cases use removable drive rails or cages to house drives. Use the
included screws to attach your drives to the rails or cage, and
slide them into the case. For externally accessible drives such as a
DVD recorder, you can save time by installing one drive rail and
sliding the drive in for a test fitting to make sure that its front
is flush with the case. When the drives are installed, connect power
and data cables to each one. Parallel ATA drives use wide, flat data
cables that can be installed only in the correct way.
|1. First, if your PC is running,
shut it down and turn off the power switch.
|2. Next, remove the power cord
just in case - itís an important safety measure.
|3. Now find and remove the
screws holding the case together.
|4. Next, remove the case cover
or panel from your PC.
|5. Find the 5.25-inch external
drive cover. Thatís where the drive will be installed. Remove the
|6. Before sliding the drive into
the drive bay, use the jumpers to set the drive to be either a
master or slave. If the drive will reside on its own IDE cable,
select the master setting. If the drive will be added to an existing
IDE cable, choose slave.
|7. Note: if your drive bay
requires slide rails, attach the drive rails onto the sides of the
|8. Next, Slide the drive into
the drive bay.
|9. If the case does not use
drive rails, attach the drive to the bay using screws.
|10. Attach the CD-Audio cable to
the connector on the drive.
|11. Attach the other end of the
CD-Audio cable to the motherboard or audio card.
|12. Next, plug the IDE cable
into the motherboard, if one isnít already in place.
|13. Plug the drive connector of
the IDE cable into the drive.
|14. Attach the 4-pin power
adapter in the drive.
|15. Replace the case cover or
|16. Attach the case cover or
panel with the screws.
|17. Reattach the power cord to
|18. Finally, turn the power
switch on the power supply back on.
||Now your drive is installed (physically) into your computer. When

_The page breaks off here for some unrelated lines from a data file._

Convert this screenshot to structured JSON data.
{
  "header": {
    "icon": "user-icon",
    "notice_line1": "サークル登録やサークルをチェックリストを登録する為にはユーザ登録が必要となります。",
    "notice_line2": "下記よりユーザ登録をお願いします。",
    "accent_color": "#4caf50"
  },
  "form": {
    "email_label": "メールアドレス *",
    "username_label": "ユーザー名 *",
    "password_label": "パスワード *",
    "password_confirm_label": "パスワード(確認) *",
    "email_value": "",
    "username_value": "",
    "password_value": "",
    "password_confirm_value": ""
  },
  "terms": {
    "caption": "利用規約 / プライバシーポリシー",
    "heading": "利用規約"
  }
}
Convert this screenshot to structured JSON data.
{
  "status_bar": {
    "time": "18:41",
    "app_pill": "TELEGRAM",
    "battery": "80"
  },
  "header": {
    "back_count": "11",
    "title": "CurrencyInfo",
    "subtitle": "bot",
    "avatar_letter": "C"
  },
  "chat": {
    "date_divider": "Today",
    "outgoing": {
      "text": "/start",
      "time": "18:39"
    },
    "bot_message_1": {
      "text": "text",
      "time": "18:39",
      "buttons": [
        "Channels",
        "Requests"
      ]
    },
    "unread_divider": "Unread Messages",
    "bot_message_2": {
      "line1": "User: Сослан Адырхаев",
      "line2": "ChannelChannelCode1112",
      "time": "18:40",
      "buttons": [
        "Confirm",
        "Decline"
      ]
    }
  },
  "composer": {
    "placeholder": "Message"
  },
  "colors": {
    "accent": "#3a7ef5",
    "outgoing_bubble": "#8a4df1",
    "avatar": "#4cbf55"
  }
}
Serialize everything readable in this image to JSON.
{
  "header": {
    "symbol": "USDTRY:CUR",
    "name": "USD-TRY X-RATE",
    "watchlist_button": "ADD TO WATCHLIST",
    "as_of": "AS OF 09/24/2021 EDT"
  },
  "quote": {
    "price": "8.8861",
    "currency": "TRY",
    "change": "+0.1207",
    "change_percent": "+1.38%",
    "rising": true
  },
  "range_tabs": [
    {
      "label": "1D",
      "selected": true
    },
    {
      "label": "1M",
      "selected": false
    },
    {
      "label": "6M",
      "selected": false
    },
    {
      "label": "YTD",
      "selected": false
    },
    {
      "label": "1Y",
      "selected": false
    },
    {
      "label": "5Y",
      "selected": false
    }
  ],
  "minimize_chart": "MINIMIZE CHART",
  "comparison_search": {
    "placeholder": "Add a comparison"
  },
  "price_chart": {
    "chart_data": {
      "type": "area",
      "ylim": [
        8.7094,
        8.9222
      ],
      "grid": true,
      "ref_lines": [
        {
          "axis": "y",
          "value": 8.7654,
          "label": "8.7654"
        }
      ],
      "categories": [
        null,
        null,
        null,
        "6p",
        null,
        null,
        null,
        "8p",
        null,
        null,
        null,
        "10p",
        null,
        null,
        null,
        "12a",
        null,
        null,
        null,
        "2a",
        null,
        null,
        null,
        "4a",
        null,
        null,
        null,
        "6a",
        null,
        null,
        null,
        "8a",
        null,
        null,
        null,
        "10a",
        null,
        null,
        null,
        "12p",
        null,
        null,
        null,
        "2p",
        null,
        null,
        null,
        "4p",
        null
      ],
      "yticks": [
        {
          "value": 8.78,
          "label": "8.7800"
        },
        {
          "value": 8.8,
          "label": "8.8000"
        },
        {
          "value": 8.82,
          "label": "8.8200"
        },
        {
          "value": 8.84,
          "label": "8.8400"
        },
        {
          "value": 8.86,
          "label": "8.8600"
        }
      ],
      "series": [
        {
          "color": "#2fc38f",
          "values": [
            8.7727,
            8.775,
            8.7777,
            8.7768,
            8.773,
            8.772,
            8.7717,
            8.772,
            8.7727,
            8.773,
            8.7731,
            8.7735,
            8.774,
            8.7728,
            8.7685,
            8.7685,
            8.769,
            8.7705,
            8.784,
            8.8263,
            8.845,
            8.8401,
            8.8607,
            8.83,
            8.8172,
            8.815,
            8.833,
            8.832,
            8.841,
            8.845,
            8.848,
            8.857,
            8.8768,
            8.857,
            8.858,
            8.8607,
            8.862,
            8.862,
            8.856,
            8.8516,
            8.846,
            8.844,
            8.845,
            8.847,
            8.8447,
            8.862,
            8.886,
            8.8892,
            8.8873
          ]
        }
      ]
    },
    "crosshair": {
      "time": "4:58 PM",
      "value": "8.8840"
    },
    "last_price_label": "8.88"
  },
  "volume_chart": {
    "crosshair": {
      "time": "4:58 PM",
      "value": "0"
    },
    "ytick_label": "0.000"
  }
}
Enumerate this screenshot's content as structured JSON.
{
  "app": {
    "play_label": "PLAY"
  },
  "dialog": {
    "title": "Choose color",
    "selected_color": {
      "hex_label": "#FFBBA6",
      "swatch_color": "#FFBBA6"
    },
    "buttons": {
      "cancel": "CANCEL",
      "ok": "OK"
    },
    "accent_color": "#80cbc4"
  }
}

you power up the system, it should detect the new drive. You
may need to install drivers that came with the drive, and it
is always a good idea to go online to see if updated drivers